== Segment start ==

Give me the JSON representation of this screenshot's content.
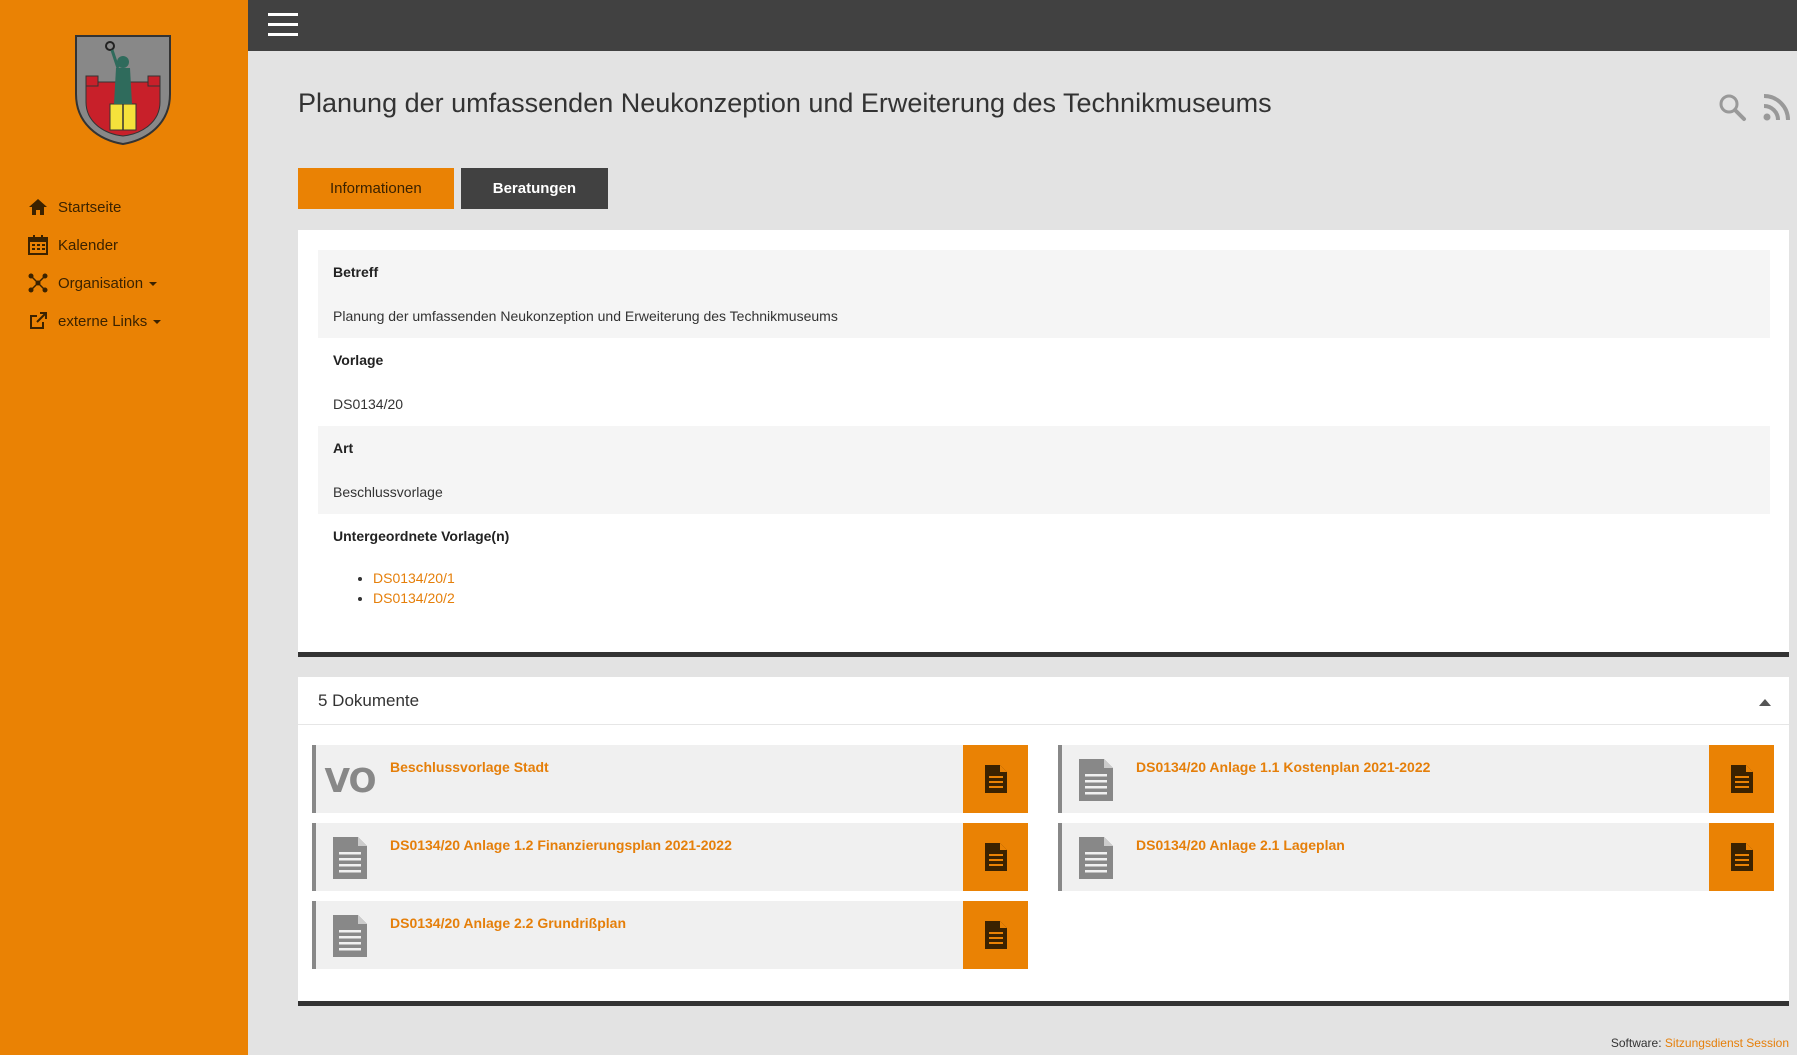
{
  "sidebar": {
    "items": [
      {
        "label": "Startseite",
        "icon": "home-icon"
      },
      {
        "label": "Kalender",
        "icon": "calendar-icon"
      },
      {
        "label": "Organisation",
        "icon": "organization-icon",
        "dropdown": true
      },
      {
        "label": "externe Links",
        "icon": "external-link-icon",
        "dropdown": true
      }
    ]
  },
  "page": {
    "title": "Planung der umfassenden Neukonzeption und Erweiterung des Technikmuseums"
  },
  "tabs": [
    {
      "label": "Informationen",
      "active": true
    },
    {
      "label": "Beratungen",
      "active": false
    }
  ],
  "info": {
    "betreff_label": "Betreff",
    "betreff_value": "Planung der umfassenden Neukonzeption und Erweiterung des Technikmuseums",
    "vorlage_label": "Vorlage",
    "vorlage_value": "DS0134/20",
    "art_label": "Art",
    "art_value": "Beschlussvorlage",
    "sub_label": "Untergeordnete Vorlage(n)",
    "sub_items": [
      "DS0134/20/1",
      "DS0134/20/2"
    ]
  },
  "documents": {
    "title": "5 Dokumente",
    "items": [
      {
        "name": "Beschlussvorlage Stadt",
        "thumb": "VO"
      },
      {
        "name": "DS0134/20 Anlage 1.1 Kostenplan 2021-2022",
        "thumb": "document-icon"
      },
      {
        "name": "DS0134/20 Anlage 1.2 Finanzierungsplan 2021-2022",
        "thumb": "document-icon"
      },
      {
        "name": "DS0134/20 Anlage 2.1 Lageplan",
        "thumb": "document-icon"
      },
      {
        "name": "DS0134/20 Anlage 2.2 Grundrißplan",
        "thumb": "document-icon"
      }
    ]
  },
  "footer": {
    "prefix": "Software:",
    "link": "Sitzungsdienst Session"
  },
  "colors": {
    "accent": "#ea8204",
    "topbar": "#414141",
    "link": "#e57f0a",
    "background": "#e3e3e3"
  }
}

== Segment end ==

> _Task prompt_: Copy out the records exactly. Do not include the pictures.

> _Written solution_:
Give me the JSON representation of this screenshot's content.
{
  "sidebar": {
    "items": [
      {
        "label": "Startseite",
        "icon": "home-icon"
      },
      {
        "label": "Kalender",
        "icon": "calendar-icon"
      },
      {
        "label": "Organisation",
        "icon": "organization-icon",
        "dropdown": true
      },
      {
        "label": "externe Links",
        "icon": "external-link-icon",
        "dropdown": true
      }
    ]
  },
  "page": {
    "title": "Planung der umfassenden Neukonzeption und Erweiterung des Technikmuseums"
  },
  "tabs": [
    {
      "label": "Informationen",
      "active": true
    },
    {
      "label": "Beratungen",
      "active": false
    }
  ],
  "info": {
    "betreff_label": "Betreff",
    "betreff_value": "Planung der umfassenden Neukonzeption und Erweiterung des Technikmuseums",
    "vorlage_label": "Vorlage",
    "vorlage_value": "DS0134/20",
    "art_label": "Art",
    "art_value": "Beschlussvorlage",
    "sub_label": "Untergeordnete Vorlage(n)",
    "sub_items": [
      "DS0134/20/1",
      "DS0134/20/2"
    ]
  },
  "documents": {
    "title": "5 Dokumente",
    "items": [
      {
        "name": "Beschlussvorlage Stadt",
        "thumb": "VO"
      },
      {
        "name": "DS0134/20 Anlage 1.1 Kostenplan 2021-2022",
        "thumb": "document-icon"
      },
      {
        "name": "DS0134/20 Anlage 1.2 Finanzierungsplan 2021-2022",
        "thumb": "document-icon"
      },
      {
        "name": "DS0134/20 Anlage 2.1 Lageplan",
        "thumb": "document-icon"
      },
      {
        "name": "DS0134/20 Anlage 2.2 Grundrißplan",
        "thumb": "document-icon"
      }
    ]
  },
  "footer": {
    "prefix": "Software:",
    "link": "Sitzungsdienst Session"
  },
  "colors": {
    "accent": "#ea8204",
    "topbar": "#414141",
    "link": "#e57f0a",
    "background": "#e3e3e3"
  }
}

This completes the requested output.